Other songs from these sessions include "Barefoot Floors", "Bad News", "Tie Plate Yodel #3", "Kansas", "Mexico" (the latter two "solo Young performances—short, fragmentary and hallucinogenic") and "Florida" ("some cockamamie spoken-word dream [printed out, for reasons no one can remember, in the booklet for 'Tonight's the Night'], set to the shrieking accompaniment of either Young or Keith drawing a wet finger around the rim of a glass").[2]

There has been much confusion and speculation as to which of these 10 songs were slated for the album's final track selection.

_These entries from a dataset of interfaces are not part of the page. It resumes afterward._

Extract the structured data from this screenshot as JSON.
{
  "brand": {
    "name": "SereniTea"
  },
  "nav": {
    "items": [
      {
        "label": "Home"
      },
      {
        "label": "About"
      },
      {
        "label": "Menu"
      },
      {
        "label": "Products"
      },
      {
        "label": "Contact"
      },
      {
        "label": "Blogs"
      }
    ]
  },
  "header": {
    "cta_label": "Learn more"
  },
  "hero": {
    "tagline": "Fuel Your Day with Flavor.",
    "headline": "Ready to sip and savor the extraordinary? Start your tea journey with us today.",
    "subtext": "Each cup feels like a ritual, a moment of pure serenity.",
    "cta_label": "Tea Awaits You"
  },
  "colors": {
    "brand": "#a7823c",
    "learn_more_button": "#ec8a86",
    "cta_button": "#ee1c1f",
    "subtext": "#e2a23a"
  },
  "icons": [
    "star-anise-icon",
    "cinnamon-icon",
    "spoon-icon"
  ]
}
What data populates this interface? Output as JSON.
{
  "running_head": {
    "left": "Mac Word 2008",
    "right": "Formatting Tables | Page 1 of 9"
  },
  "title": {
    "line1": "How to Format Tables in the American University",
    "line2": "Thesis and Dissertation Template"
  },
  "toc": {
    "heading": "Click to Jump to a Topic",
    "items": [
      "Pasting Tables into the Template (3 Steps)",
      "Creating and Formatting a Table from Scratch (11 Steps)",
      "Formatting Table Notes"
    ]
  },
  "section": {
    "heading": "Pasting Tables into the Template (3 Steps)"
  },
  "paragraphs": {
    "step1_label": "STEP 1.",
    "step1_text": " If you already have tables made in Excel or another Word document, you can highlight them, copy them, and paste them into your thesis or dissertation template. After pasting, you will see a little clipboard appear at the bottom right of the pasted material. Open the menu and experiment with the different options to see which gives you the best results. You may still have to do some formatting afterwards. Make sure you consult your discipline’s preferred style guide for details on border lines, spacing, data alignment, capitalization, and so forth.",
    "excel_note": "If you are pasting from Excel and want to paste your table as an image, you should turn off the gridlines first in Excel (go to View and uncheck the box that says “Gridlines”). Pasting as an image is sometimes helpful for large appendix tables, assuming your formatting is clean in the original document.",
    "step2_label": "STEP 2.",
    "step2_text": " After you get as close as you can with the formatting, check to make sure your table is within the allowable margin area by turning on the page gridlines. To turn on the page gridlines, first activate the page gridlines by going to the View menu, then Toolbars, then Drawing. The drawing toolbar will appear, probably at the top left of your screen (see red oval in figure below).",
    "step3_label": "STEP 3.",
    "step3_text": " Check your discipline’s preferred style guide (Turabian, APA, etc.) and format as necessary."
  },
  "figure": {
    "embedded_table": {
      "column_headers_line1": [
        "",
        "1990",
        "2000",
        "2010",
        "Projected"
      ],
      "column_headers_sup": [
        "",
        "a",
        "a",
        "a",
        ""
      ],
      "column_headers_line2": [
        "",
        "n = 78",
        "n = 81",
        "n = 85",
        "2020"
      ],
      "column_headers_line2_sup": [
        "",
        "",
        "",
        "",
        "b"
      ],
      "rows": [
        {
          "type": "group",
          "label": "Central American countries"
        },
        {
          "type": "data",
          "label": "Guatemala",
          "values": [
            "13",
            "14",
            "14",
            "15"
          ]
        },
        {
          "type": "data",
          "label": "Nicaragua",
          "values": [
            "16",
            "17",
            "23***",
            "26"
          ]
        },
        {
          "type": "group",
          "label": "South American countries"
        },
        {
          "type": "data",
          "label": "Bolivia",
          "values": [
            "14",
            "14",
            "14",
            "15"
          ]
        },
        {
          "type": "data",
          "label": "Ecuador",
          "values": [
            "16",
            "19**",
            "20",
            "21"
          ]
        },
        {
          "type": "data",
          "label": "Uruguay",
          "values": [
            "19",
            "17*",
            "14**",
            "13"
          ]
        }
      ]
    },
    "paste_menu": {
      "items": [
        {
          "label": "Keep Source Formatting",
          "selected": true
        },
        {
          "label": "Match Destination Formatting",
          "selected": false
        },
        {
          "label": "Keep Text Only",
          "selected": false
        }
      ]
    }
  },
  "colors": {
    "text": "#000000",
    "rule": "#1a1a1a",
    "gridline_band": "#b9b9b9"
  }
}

Additionally, Young also had other songs like "Mediterranean," "Through My Sails," and "Hawaiian Sunrise" (aka "Maui Mama"), scheduled for a water-themed album; other songs, including "Human Highway," "Pushed it Over the End" and "Traces" were saved for the planned CSNY reunion album that would not materialize for another 14 years. Contrary to speculation, these songs were never considered for the Homegrown project.


Elliot Mazer produced the sessions. Musicians on the album included Tim Drummond, Emmylou Harris, Levon Helm, Karl T. Himmel, Ben Keith, Robbie Robertson, Ben Scribner and Ellen Talbot.


  1. ^ a b Thomas Erlewine, undated. All Music entry on Neil Young at mtv.com. Accessed April 23, 2008.
  2. ^ a b c d e f g h i j k l McDonough, Jimmy (2002). Shakey. New York: Random House. ISBN 0-679-75096-7. 
  3. ^ Hyperrust, Rare and Unreleased Songs